They are given immense powers and a monopoly. What do you expect to happen? They are given the ability to do things the public is not. They are allowed to aggress against individuals who have not infringed on the rights of others. They are allowed to get away with actions which others in the community can not. They are held up as idols without the corresponding expectation of more perfect morals. A man like Johannes Mehserle can murder a man and he’s defended both by his department and many in the public. His defense is ultimately paid by taxpayers and even if found guilty he’ll likely be given a less severe penalty. If the roles were reversed and that young man murdered a cop by shooting him in the back police all across the country would be calling for this mans death as would most of the public. There would be a huge, paid by taxpayers, funeral with pomp and circumstance. Does anyone really believe that such treatment would not lead to large heads and a feeling of superiority?

If Mark J. Sokolich wants to correctly respond to the current economic crisis he will work to marketize the many aspects of the Fort Lee government and allow the market decide who and what are most needed.  By definition any government action, any employment they provide, is less efficient than the market’s. Otherwise the money would not have to be taken but would voluntarily be exchanged. I’d like to say too that layoffs in a time of economic difficulty is a good thing. Jobs are not a cause of a sound economic environment but the result of one. They represent efficiently allocated labor resources.

On another topic… I’d really like to know what these “novel income-generating programs” are. Often that means they are increasing random fees and tickets given to people for victimless crimes. Fortunately for the government, unfortunately for the average serf, most people are too busy to deal with such fees and tickets. The government has individuals who’s jobs are to go to court. The rest of us, the productive ones, have real jobs which often don’t allow us to take a whole day or more off to fight the ticket. If even just a small percentage of those who received tickets and such fought them the courts would jam up. While it’s possible the bureaucrats could further grow government in order to deal with the increase it is more likely they will continue to function at current capacity and at some point they’d need to reduce the enforcement of such statutes. At least one can hope.

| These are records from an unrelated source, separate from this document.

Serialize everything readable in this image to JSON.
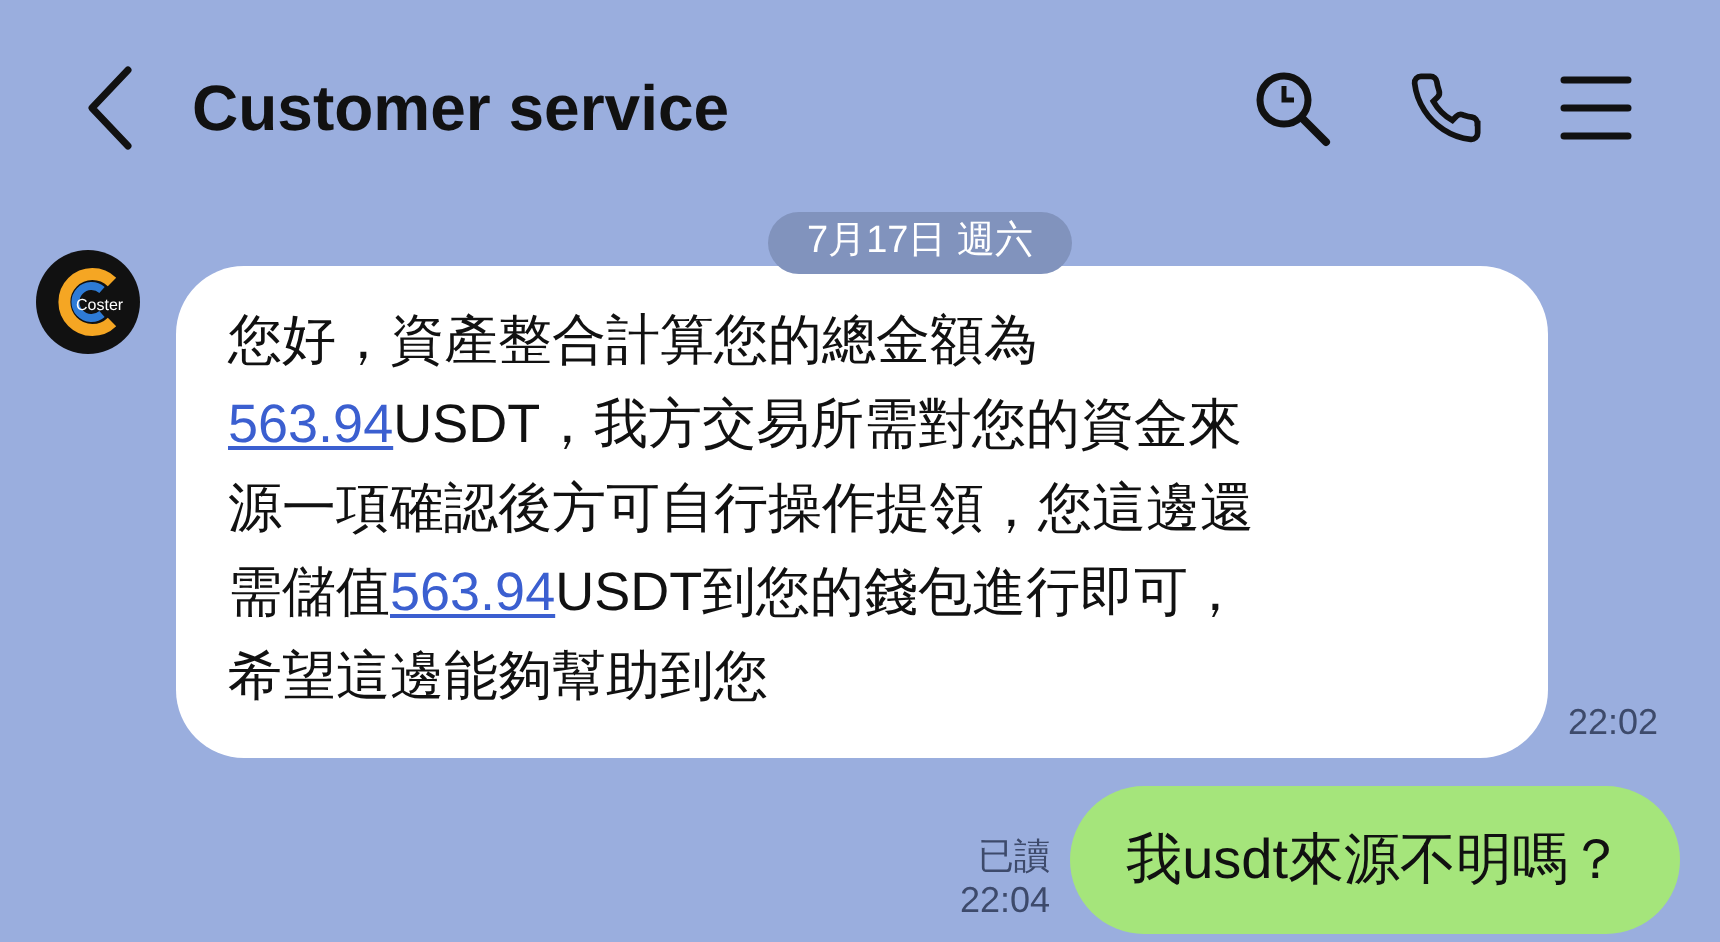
{
  "header": {
    "title": "Customer service"
  },
  "date_label": "7月17日 週六",
  "incoming": {
    "avatar_text": "Coster",
    "time": "22:02",
    "lines": [
      [
        {
          "kind": "text",
          "text": "您好，資產整合計算您的總金額為"
        }
      ],
      [
        {
          "kind": "link",
          "text": "563.94"
        },
        {
          "kind": "text",
          "text": "USDT，我方交易所需對您的資金來"
        }
      ],
      [
        {
          "kind": "text",
          "text": "源一項確認後方可自行操作提領，您這邊還"
        }
      ],
      [
        {
          "kind": "text",
          "text": "需儲值"
        },
        {
          "kind": "link",
          "text": "563.94"
        },
        {
          "kind": "text",
          "text": "USDT到您的錢包進行即可，"
        }
      ],
      [
        {
          "kind": "text",
          "text": "希望這邊能夠幫助到您"
        }
      ]
    ]
  },
  "outgoing": {
    "read_label": "已讀",
    "time": "22:04",
    "text": "我usdt來源不明嗎？"
  }
}
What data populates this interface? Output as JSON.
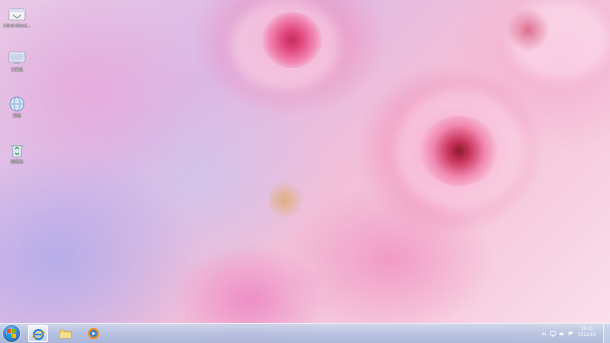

FLPD, things are tough right now as I’m sure you know. Those of us who ultimately pay for your salaries and for everything that goes along with protection you are supposed to provide are having to tighten their belts and make sacrifices. You need to also. Besides the moral reasons for doing so there are economic reasons. By not downsizing, by keeping salaries and spending artificially high, you are keeping resources from the economy which need to be saved and put toward more productive uses. It is the same as with the bailouts. Taking resources from productive members of the economy and putting them in the hands of the less productive or negatively productive members. I’d suggest reading Murray Rothbard’s America’s Great Depression for a better description of what Hoover and FDR did wrong and how things are repeating themselves and how you are contributing to that.